The Great British Bake Off, is a British television baking competition produced by Love Productions. In this competition, amateur bakers compete against one another, attempting to impress chosen judges in a series of bake-off challenges. At the end of each challenge, one contestant has to go home, and this continues until the winner is selected. The show first aired in August 2010 and BBC Two aired its first four seasons. The show’s increasing popularity caused BBC to move it to BBC One, where the next three seasons aired. At the end of the seventh season, Love Productions signed a three-year deal with Channel 4 to produce the show.

Originally the show was presented by Sue Perkins and Mel Giedroyc with judges Mary Berry and Paul Hollywood. Following the move to Channel 4, the current presenters are Noel Fielding and Sandi Toksvig with Hollywood and Prue Leith as judges. With over 6 million views as of November 2018, the Great British Bake Off show is fascinating. What’s even more exciting are these 10 facts about the show you probably did not know:

1. There Are No Cash Prizes:

You may not have noticed this, but there is no cash prize to be worn by participants in The Great British Bake Off. Unlike most reality shows that offer cash prizes, participants of The Great British Bake Off are not promised and do not receive cash rewards for their participation in the show. Even the winners get nothing.

As a reward for winning, winners only receive a bunch of flowers and a cake stand. The lucky ones go on to receive endorsements and book deals, but the show does not sponsor these additional prizes.

2. The Budget Does Not Cover All Ingredients:

The budget given to the show’s participants is minimal and is more than often stretched thin. As a result, participants often end up having to use their funds to cover their expenses on ingredients used during the show.  Each contestant receives a small budget for their cakes until they get to the final where Channel 4 covers all costs.

So if they want organic products, crystallized fennel seeds, then they have to dig deep into their wallets. So do not go on assuming it’s all paid for.

3. The Application process is Grueling:

Getting into The Great British Bake Off is not as easy as it might sound. Candidates must first go through a lengthy interview process. Auditions go on for several weeks. After filling out the application form, the next stage is a telephone interview with a researcher. After which they have to come down to London for an interview and on-screen test. They are expected to come along with two baked treats for this interview. This is, however not all; a second audition which involves completing a technical challenge which they are to attend with baked treats as well. Finally, to ensure that they can handle the physical and emotional pressures that come with filming 16 hours a day, candidates’ are required to see a psychologist.

4. Debranding:

The show makes take debranding very seriously; contestants are not allowed to wear clothing with stripes and logos.
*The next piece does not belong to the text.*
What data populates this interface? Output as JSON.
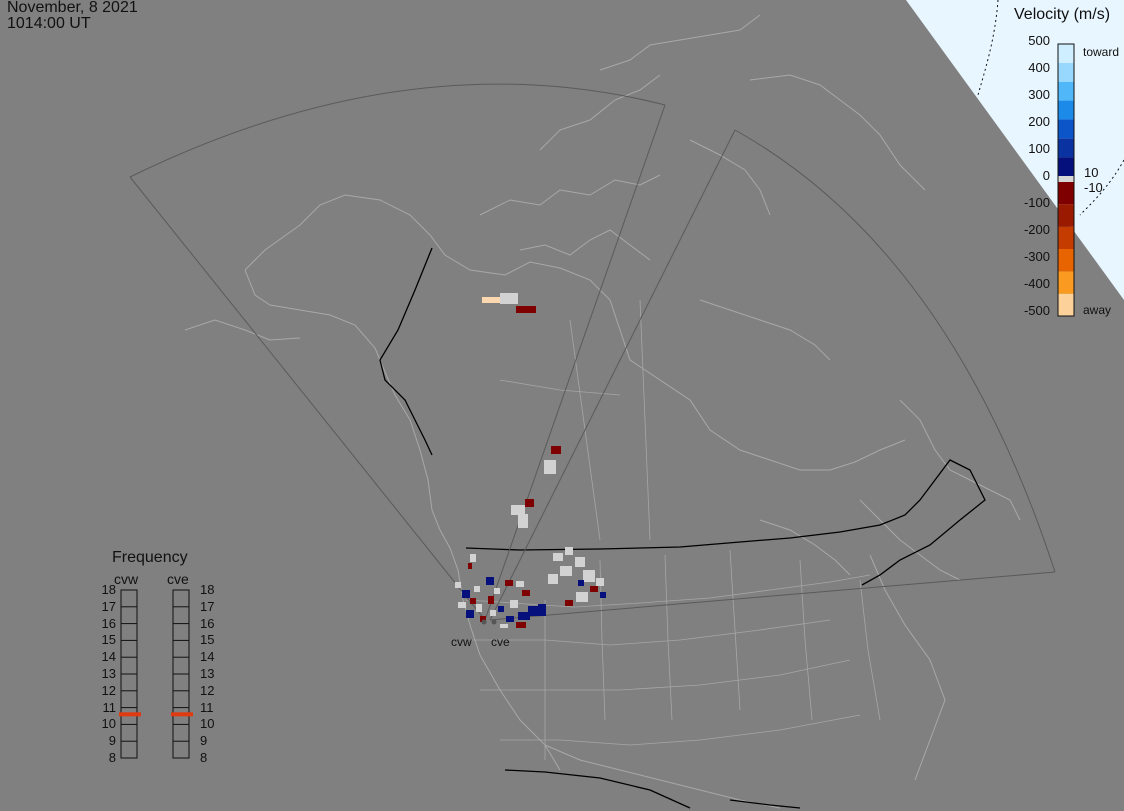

This is to avoid litigation case with companies who haven’t authorized the use of their brands. On the other hand, stripped clothes could also cause a clash with the cameras.

Before filming, the crew removes the brand name of all ingredients. Candidates are required to supply their ingredients, and if any more ingredients are needed, they are picked from the local supermarket. However, the brand names kept away from the camera.

5. All Contestants Are Amateurs:

While the show is open to residents of the United Kingdom above 16, they can however not be professionals in the cooking field. That is, anyone who has worked as a professional chef or acquired professional catering qualifications in the last ten years are unqualified from the show. The team rejects their applications, and they would not be called in for further interviews.

Also, informally trained candidates whose primary source of income comes from commercial baking are not qualified to participate in the show. All accepted candidates are amateur bakers with no formal baking experience.

6. Filming Takes More Than One Day:

Filming takes more than one day, but the videos are often edited to look like it has just been a day. Usually, the bake-offs go on for as long as three days, although it takes typically two days. To make it more realistic, contestants wear the same outfits, which makes it look like all the filming was shot and completed in one day.

7. The Show is Largely Scripted

The show’s script is very detailed with strict rules. Everyone on the show is expected to stick with the text. The camera crew takes different shots in segments which include the contestants baking, talking about the process as well as shots of the finished products. Often contestants are asked to repeat what they have said or to repeat a step while baking which the camera might have missed.

Also, oven shots are priceless, and as such before putting the batter into the oven, competitors are required to call over the camera crew to get exciting before shot of the batter mix.

8. All Ovens Are Tested Daily:

To make sure that all ovens on the show are in excellent working competition, competitors have to bake the Victoria Sponge cakes every morning. Yes, you read that right, they bake a Victoria Sponge cakes every morning.

  1. While bakers usually use between 12 to 20 ingredients when baking, Francis Quinn in 2013 topped this off with her “Midsummer Night’s Dream” inspired cake. The cake contained 124 ingredients, and its design was in the form of a three-tier wedding cake. Amazing Right?

And Finally,

  1. Friendliness is encouraged among competitors as they are taken out to dine together at the beginning of the show. The contestants are friends and have good intentions towards one another.

Reality shows are fascinating; mostly because of the twists and turns they take. But behind the scenes is where all of the fun often takes place. These 10 facts about the Great British Bake Off would endear you to the show even more.